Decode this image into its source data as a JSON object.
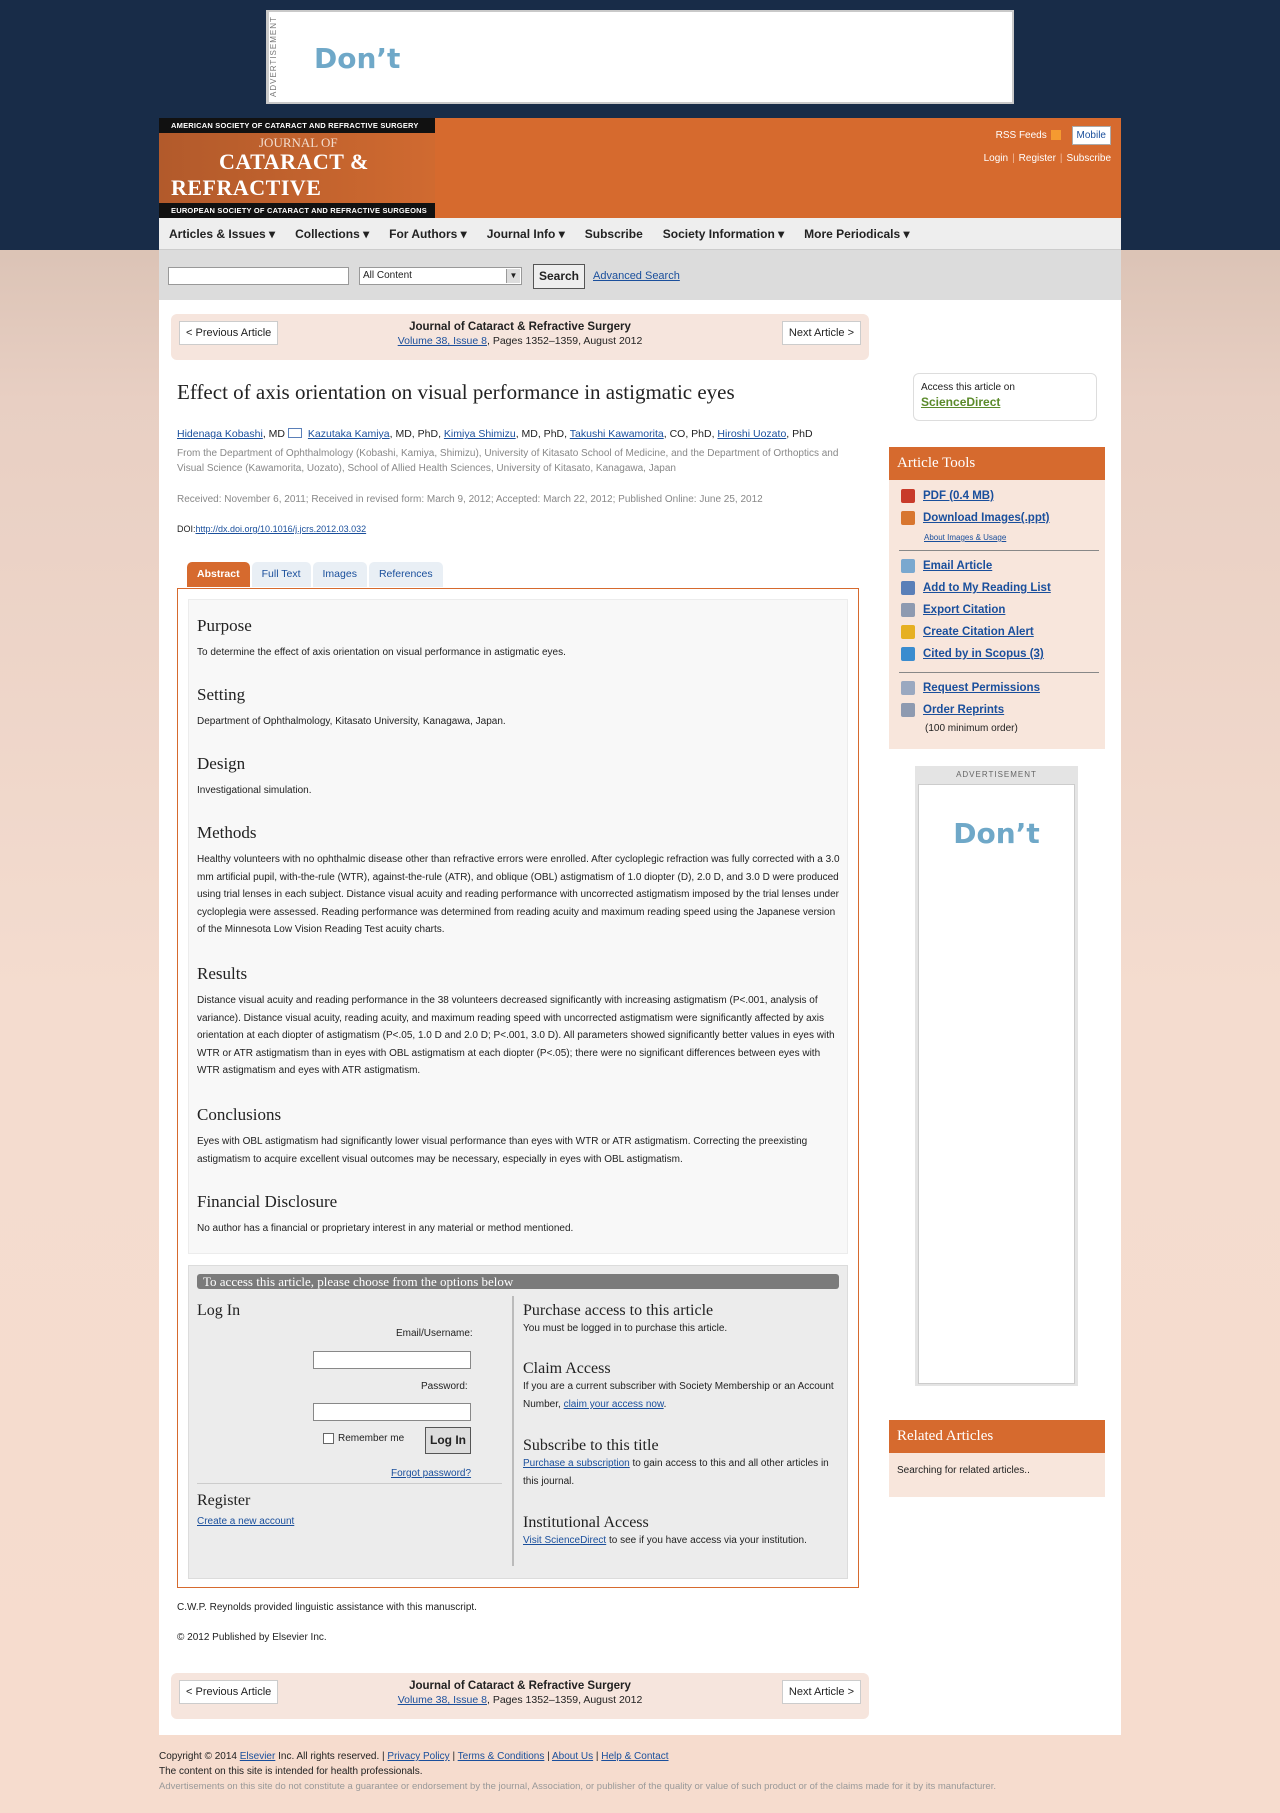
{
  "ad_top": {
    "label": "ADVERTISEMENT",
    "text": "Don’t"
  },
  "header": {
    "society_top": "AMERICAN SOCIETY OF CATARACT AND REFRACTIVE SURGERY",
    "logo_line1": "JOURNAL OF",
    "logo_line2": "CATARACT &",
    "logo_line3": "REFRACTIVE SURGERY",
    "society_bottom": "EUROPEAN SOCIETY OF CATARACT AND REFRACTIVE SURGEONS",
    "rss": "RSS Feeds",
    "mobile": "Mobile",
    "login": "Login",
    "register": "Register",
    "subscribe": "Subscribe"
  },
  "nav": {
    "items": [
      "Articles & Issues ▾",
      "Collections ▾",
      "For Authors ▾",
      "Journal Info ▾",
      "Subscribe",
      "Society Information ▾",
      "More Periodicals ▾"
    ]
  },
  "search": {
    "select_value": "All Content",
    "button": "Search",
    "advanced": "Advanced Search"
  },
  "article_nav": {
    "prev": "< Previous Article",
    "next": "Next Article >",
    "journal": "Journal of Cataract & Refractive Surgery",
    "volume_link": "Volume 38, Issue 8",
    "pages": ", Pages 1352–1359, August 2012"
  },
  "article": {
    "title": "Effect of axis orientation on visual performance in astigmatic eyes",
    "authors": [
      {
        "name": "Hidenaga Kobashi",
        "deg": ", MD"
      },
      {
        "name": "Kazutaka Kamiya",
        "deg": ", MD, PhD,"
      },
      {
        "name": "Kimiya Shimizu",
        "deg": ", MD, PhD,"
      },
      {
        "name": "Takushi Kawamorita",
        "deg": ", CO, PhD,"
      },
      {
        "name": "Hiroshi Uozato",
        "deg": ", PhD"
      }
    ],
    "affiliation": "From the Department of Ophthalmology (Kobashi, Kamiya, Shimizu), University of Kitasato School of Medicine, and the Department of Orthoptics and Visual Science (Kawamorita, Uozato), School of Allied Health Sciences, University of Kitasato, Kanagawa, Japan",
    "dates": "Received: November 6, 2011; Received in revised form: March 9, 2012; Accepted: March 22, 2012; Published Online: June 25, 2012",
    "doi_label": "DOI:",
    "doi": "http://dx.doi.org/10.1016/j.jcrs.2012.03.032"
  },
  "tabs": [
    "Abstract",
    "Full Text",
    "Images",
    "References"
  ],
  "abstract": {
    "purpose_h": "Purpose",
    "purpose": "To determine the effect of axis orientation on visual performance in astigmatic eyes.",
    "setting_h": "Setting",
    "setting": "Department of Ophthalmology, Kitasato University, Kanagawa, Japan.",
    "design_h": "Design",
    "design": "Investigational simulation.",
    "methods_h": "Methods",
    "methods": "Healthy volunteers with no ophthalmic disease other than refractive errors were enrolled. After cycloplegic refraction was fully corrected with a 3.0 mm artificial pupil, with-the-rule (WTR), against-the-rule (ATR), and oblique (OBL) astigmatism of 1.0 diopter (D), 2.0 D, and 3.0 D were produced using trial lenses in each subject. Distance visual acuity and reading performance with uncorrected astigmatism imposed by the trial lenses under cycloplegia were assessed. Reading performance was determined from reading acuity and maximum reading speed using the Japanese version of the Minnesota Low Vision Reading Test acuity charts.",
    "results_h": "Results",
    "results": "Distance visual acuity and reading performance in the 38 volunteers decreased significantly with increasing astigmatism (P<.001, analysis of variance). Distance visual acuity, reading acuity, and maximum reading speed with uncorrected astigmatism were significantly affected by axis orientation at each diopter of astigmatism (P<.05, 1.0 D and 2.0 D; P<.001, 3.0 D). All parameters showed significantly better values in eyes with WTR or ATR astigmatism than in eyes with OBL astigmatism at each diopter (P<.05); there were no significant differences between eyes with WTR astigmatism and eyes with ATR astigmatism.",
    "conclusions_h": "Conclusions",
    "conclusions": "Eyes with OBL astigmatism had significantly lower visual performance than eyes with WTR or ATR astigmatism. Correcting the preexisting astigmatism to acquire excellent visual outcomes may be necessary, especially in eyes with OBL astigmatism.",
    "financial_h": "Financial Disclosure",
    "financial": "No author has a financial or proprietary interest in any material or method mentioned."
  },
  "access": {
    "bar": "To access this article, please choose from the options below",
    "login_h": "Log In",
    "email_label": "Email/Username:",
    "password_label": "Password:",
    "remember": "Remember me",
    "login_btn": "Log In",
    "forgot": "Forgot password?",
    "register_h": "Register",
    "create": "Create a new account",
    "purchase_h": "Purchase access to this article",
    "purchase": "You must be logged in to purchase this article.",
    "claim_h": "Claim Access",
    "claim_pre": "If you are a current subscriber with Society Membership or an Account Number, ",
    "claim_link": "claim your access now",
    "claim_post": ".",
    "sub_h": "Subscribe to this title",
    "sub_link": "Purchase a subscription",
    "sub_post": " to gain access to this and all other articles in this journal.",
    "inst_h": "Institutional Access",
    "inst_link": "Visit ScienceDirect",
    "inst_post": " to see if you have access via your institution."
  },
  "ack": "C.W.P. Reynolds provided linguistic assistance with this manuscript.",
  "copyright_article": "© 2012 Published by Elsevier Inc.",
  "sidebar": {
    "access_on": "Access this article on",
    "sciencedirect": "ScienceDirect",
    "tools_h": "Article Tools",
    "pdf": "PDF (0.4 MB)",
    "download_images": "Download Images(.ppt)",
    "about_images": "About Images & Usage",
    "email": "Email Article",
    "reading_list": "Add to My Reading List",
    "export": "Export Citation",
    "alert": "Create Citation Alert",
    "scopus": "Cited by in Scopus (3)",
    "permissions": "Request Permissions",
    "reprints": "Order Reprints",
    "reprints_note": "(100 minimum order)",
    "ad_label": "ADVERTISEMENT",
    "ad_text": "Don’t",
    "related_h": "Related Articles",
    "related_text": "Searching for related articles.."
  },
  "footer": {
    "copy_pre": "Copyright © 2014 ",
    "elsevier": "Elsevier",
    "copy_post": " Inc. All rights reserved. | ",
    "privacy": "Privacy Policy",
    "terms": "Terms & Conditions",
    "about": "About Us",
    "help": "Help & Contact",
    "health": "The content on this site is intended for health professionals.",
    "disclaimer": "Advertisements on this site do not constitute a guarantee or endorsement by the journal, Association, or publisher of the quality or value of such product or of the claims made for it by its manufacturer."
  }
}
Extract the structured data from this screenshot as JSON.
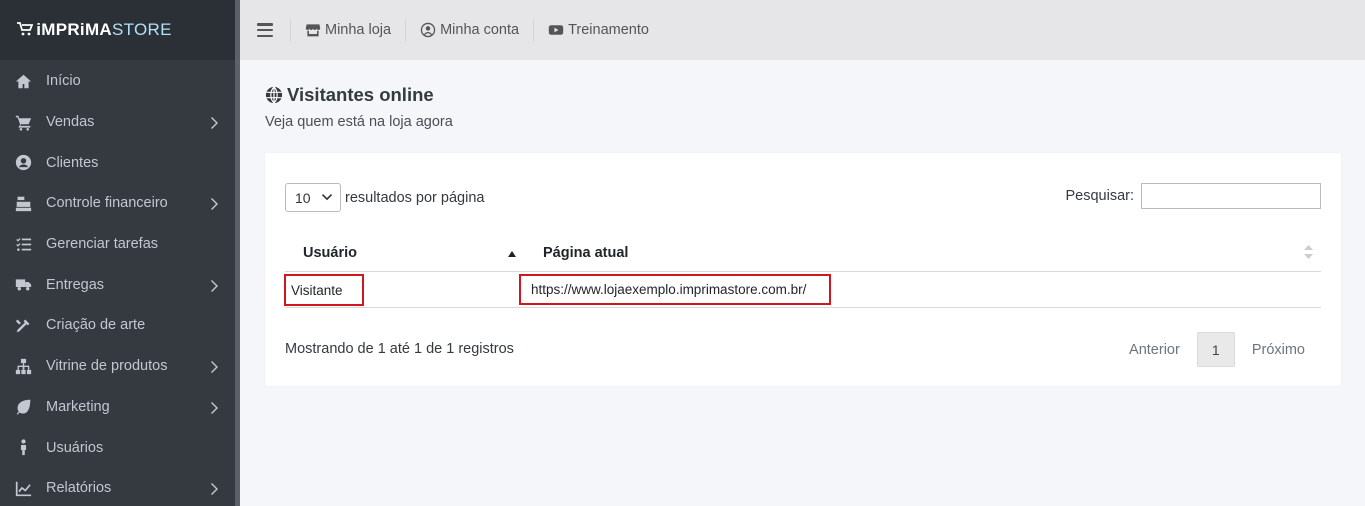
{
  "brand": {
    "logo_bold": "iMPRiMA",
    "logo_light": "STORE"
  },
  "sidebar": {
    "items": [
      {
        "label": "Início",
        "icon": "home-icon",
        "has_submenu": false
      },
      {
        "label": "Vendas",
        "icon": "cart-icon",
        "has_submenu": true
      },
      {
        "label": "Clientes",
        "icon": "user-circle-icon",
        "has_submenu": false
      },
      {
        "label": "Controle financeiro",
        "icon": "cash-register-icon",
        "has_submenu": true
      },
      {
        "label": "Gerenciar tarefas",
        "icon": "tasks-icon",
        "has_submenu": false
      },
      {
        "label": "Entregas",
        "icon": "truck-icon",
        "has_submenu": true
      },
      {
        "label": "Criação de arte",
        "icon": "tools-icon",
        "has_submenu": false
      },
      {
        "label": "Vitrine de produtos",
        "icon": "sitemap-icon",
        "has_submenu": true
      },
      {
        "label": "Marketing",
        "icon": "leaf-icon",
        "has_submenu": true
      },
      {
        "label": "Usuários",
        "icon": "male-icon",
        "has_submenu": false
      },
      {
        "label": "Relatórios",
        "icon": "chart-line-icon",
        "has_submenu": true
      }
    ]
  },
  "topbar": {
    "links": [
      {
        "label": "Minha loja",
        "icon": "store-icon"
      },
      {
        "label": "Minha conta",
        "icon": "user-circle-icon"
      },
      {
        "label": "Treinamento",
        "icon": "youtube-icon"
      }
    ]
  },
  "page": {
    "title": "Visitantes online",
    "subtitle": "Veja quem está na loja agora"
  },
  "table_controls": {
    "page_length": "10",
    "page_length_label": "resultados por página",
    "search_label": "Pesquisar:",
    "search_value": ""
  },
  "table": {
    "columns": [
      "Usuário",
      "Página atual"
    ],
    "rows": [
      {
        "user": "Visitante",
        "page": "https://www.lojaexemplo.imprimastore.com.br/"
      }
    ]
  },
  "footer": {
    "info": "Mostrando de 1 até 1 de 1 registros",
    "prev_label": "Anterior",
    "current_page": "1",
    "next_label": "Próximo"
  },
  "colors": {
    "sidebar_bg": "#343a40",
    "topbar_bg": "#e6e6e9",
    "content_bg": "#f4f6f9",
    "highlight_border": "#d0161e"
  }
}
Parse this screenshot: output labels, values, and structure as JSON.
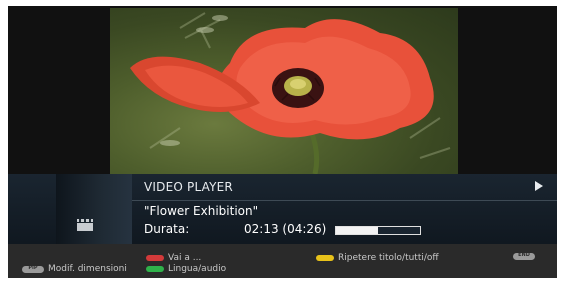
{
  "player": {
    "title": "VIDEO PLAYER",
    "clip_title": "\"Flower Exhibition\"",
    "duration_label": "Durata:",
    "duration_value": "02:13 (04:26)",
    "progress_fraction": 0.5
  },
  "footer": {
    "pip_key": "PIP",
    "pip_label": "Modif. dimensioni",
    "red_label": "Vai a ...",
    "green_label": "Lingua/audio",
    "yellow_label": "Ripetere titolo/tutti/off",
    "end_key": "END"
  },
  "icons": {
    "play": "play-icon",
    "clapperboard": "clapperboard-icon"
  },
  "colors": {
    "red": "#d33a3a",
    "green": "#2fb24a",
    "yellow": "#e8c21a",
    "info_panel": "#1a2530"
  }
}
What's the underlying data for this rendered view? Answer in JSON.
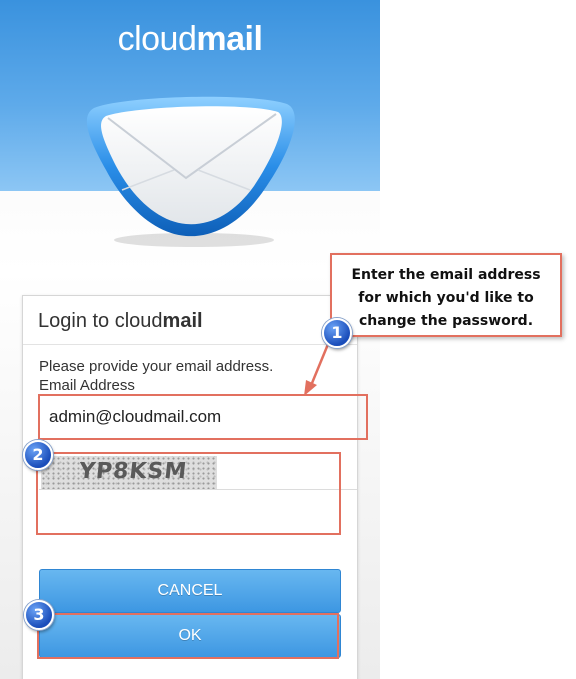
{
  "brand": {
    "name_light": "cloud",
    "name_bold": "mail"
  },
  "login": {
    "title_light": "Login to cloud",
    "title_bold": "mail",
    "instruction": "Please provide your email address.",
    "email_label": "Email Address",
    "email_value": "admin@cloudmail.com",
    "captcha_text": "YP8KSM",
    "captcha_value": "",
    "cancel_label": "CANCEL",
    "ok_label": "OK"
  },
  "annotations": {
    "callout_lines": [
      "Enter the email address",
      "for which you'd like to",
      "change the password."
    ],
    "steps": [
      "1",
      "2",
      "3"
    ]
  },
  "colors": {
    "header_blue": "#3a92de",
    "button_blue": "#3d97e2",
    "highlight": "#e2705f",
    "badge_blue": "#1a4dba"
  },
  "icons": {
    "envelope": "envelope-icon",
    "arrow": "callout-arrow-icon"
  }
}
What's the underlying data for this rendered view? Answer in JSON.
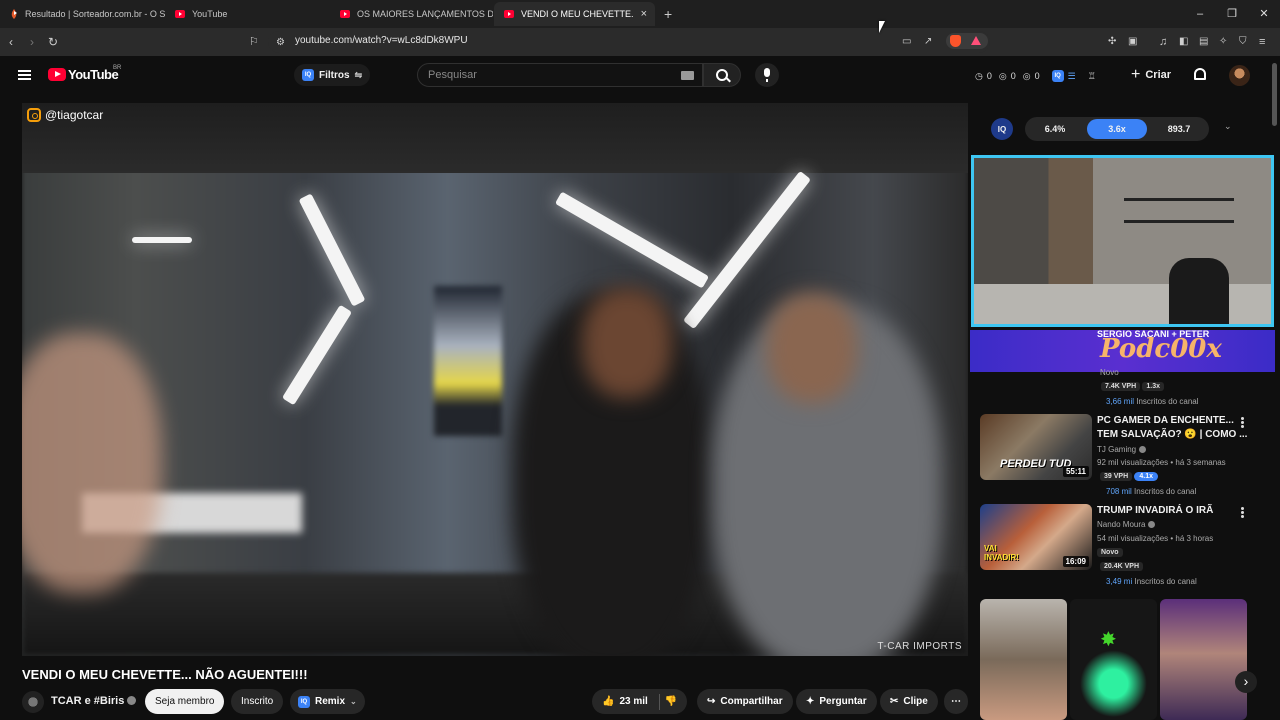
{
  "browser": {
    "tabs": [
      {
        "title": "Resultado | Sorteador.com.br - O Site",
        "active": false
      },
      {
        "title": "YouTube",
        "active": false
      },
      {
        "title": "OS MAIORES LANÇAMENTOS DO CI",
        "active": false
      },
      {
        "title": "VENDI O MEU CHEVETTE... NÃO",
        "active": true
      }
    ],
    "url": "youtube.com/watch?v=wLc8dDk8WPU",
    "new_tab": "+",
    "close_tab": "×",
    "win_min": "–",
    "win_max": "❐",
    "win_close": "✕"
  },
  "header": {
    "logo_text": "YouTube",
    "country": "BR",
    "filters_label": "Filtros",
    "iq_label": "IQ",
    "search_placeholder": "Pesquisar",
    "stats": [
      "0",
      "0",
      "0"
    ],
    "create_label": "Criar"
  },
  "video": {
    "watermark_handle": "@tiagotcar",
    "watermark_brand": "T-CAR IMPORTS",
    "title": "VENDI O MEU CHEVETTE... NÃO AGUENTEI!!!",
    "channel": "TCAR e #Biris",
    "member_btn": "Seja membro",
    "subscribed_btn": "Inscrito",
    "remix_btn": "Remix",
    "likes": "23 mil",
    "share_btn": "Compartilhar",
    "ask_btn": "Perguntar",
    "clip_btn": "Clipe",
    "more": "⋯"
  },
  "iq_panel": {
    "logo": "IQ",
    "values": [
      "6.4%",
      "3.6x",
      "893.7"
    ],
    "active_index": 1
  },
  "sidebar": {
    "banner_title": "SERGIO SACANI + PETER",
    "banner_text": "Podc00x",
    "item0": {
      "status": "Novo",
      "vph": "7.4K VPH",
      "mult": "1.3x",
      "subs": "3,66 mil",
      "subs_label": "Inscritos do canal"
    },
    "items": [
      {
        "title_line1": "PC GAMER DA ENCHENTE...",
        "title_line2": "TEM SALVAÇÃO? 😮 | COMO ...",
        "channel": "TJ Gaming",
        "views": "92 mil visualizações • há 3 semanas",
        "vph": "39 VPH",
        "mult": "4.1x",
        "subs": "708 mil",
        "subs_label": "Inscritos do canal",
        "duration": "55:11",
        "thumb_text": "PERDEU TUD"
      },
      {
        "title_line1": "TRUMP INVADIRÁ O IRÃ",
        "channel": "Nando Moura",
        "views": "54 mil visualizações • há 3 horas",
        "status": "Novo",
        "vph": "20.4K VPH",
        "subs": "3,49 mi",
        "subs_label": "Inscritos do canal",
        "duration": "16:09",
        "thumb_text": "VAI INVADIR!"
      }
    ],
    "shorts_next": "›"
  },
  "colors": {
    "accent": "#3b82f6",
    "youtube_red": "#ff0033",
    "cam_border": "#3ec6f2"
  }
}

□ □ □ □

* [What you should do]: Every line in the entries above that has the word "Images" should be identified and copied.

* [Exercise output]:
    "Images",
    "download_images": "Download Images(.ppt)",
    "about_images": "About Images & Usage",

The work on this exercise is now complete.